(Element data from apps and pages)
-- Opening Marker --

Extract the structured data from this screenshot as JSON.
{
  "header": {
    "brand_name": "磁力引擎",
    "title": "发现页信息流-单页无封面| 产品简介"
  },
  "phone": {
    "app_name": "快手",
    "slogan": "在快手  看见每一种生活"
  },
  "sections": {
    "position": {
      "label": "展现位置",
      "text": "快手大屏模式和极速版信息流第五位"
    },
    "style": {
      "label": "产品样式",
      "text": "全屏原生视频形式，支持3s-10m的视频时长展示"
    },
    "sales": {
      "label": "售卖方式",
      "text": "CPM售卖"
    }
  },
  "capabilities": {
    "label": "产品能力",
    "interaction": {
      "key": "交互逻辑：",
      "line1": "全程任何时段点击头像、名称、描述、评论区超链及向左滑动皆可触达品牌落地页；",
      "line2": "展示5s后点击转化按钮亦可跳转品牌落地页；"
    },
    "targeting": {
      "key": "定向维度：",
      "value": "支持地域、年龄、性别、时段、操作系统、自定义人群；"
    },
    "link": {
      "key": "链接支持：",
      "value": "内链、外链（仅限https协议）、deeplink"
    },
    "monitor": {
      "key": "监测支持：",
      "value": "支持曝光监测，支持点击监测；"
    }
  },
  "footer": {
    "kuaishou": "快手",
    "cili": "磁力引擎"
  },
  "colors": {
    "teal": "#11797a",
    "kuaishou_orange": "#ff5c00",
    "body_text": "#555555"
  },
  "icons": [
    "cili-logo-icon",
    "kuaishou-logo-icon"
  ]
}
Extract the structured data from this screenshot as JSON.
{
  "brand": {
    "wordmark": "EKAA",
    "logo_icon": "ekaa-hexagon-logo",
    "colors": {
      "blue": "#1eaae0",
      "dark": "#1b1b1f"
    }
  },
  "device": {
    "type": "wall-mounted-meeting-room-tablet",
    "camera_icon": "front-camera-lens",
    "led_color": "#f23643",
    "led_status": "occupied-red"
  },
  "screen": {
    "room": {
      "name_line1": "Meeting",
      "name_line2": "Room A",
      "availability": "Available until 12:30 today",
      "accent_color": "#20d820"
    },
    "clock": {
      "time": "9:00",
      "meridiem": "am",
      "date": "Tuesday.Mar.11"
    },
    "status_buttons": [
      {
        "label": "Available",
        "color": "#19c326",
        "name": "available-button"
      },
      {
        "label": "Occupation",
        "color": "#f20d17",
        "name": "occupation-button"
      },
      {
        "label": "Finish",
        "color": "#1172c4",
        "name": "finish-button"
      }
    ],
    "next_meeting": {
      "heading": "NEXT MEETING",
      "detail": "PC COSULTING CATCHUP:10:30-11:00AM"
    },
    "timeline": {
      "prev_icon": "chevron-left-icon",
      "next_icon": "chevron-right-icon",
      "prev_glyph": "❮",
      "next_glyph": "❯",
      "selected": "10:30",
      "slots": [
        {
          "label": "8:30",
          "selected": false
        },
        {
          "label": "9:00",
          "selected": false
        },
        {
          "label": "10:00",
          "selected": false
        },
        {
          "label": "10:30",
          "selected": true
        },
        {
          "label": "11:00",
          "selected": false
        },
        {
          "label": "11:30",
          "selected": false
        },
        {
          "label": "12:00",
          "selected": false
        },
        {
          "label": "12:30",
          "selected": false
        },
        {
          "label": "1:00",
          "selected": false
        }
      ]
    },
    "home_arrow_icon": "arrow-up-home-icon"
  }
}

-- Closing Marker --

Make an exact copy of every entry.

Extract the structured data from this screenshot as JSON.
{
  "header": {
    "brand_name": "磁力引擎",
    "title": "发现页信息流-单页无封面| 产品简介"
  },
  "phone": {
    "app_name": "快手",
    "slogan": "在快手  看见每一种生活"
  },
  "sections": {
    "position": {
      "label": "展现位置",
      "text": "快手大屏模式和极速版信息流第五位"
    },
    "style": {
      "label": "产品样式",
      "text": "全屏原生视频形式，支持3s-10m的视频时长展示"
    },
    "sales": {
      "label": "售卖方式",
      "text": "CPM售卖"
    }
  },
  "capabilities": {
    "label": "产品能力",
    "interaction": {
      "key": "交互逻辑：",
      "line1": "全程任何时段点击头像、名称、描述、评论区超链及向左滑动皆可触达品牌落地页；",
      "line2": "展示5s后点击转化按钮亦可跳转品牌落地页；"
    },
    "targeting": {
      "key": "定向维度：",
      "value": "支持地域、年龄、性别、时段、操作系统、自定义人群；"
    },
    "link": {
      "key": "链接支持：",
      "value": "内链、外链（仅限https协议）、deeplink"
    },
    "monitor": {
      "key": "监测支持：",
      "value": "支持曝光监测，支持点击监测；"
    }
  },
  "footer": {
    "kuaishou": "快手",
    "cili": "磁力引擎"
  },
  "colors": {
    "teal": "#11797a",
    "kuaishou_orange": "#ff5c00",
    "body_text": "#555555"
  },
  "icons": [
    "cili-logo-icon",
    "kuaishou-logo-icon"
  ]
}
Extract the structured data from this screenshot as JSON.
{
  "brand": {
    "wordmark": "EKAA",
    "logo_icon": "ekaa-hexagon-logo",
    "colors": {
      "blue": "#1eaae0",
      "dark": "#1b1b1f"
    }
  },
  "device": {
    "type": "wall-mounted-meeting-room-tablet",
    "camera_icon": "front-camera-lens",
    "led_color": "#f23643",
    "led_status": "occupied-red"
  },
  "screen": {
    "room": {
      "name_line1": "Meeting",
      "name_line2": "Room A",
      "availability": "Available until 12:30 today",
      "accent_color": "#20d820"
    },
    "clock": {
      "time": "9:00",
      "meridiem": "am",
      "date": "Tuesday.Mar.11"
    },
    "status_buttons": [
      {
        "label": "Available",
        "color": "#19c326",
        "name": "available-button"
      },
      {
        "label": "Occupation",
        "color": "#f20d17",
        "name": "occupation-button"
      },
      {
        "label": "Finish",
        "color": "#1172c4",
        "name": "finish-button"
      }
    ],
    "next_meeting": {
      "heading": "NEXT MEETING",
      "detail": "PC COSULTING CATCHUP:10:30-11:00AM"
    },
    "timeline": {
      "prev_icon": "chevron-left-icon",
      "next_icon": "chevron-right-icon",
      "prev_glyph": "❮",
      "next_glyph": "❯",
      "selected": "10:30",
      "slots": [
        {
          "label": "8:30",
          "selected": false
        },
        {
          "label": "9:00",
          "selected": false
        },
        {
          "label": "10:00",
          "selected": false
        },
        {
          "label": "10:30",
          "selected": true
        },
        {
          "label": "11:00",
          "selected": false
        },
        {
          "label": "11:30",
          "selected": false
        },
        {
          "label": "12:00",
          "selected": false
        },
        {
          "label": "12:30",
          "selected": false
        },
        {
          "label": "1:00",
          "selected": false
        }
      ]
    },
    "home_arrow_icon": "arrow-up-home-icon"
  }
}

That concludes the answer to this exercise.